The acceleration of the vaccination campaign in Switzerland, with more than 6.4 million doses administered, allows to obtain the first statistics on the secondary effects generated by the vaccine. Swissmedic received 2,944 notifications of side effects, of which around 1,000 were classified as “serious”.
According to what is reported on the pages of the SonntagsZeitung, flu symptoms would be more frequent for those who have been vaccinated with the Moderna preparation. Many Swiss doctors also confirm the data from Swissmedic, whose patients report headaches, light fever and malaise, especially after the second dose and sometimes even for a few days. Ailments that would be less frequent in people who receive Pfizer’s preparation instead. In most cases, a little rest is still sufficient to recover.

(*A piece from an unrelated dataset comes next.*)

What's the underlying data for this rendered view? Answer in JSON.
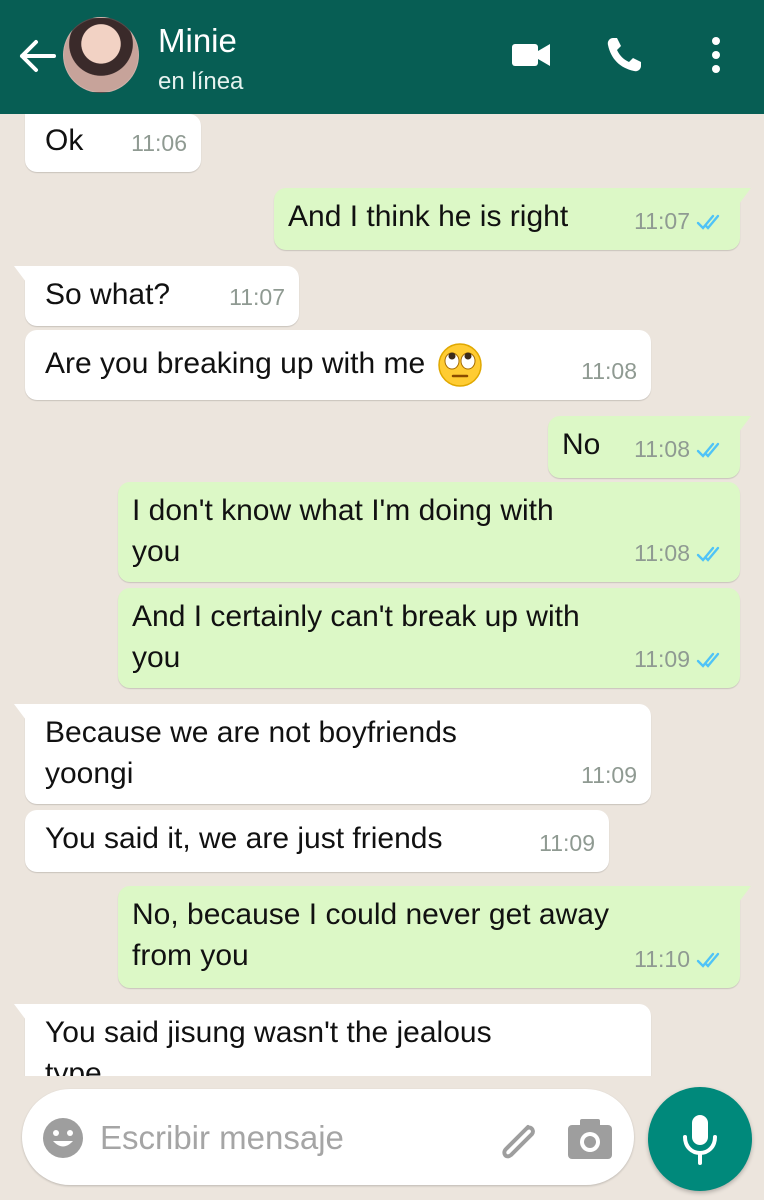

However, both vaccines used in the Confederation have proven “to be much more effective against the new variant than other serums such as AstraZeneca, which is widely used in Great Britain,” explained Christoph Berger, chairman of the Federal Immunization Commission.
Switzerland is therefore well prepared to deal with the Delta variant of the coronavirus – also known as the Indian variant: “In the current state of knowledge, there is no reason to worry,” Berger said. “It is true that the Delta variant is more contagious than the other strains – Berger acknowledged in an interview broadcast on Sunday by NZZ am Sonntag – but the good news is that people vaccinated twice with a messenger RNA serum are protected against this variant. almost 90% “.
“While the Indian variant has led to a further increase in the number of infections in Britain, the situation in Switzerland is different,” the infectious disease specialist stressed. “The UK authorities vaccinated many people as quickly as possible with one dose and it was probably the right thing to do at the time, but today you need to protect yourself with two doses.”
The chronicle of Saturday
The Federal Council intends to open Covid-19 vaccination to teenagers between the ages of 12 and 15 as early as next week, according to the official. “Access to the vaccine for adolescents with a medical history makes sense – he pointed out – and this also applies to young people who are in contact with people at risk, whose immune systems are weakened”.
by Andrea Pasquot, Omar Cartulano, Joe Pieracci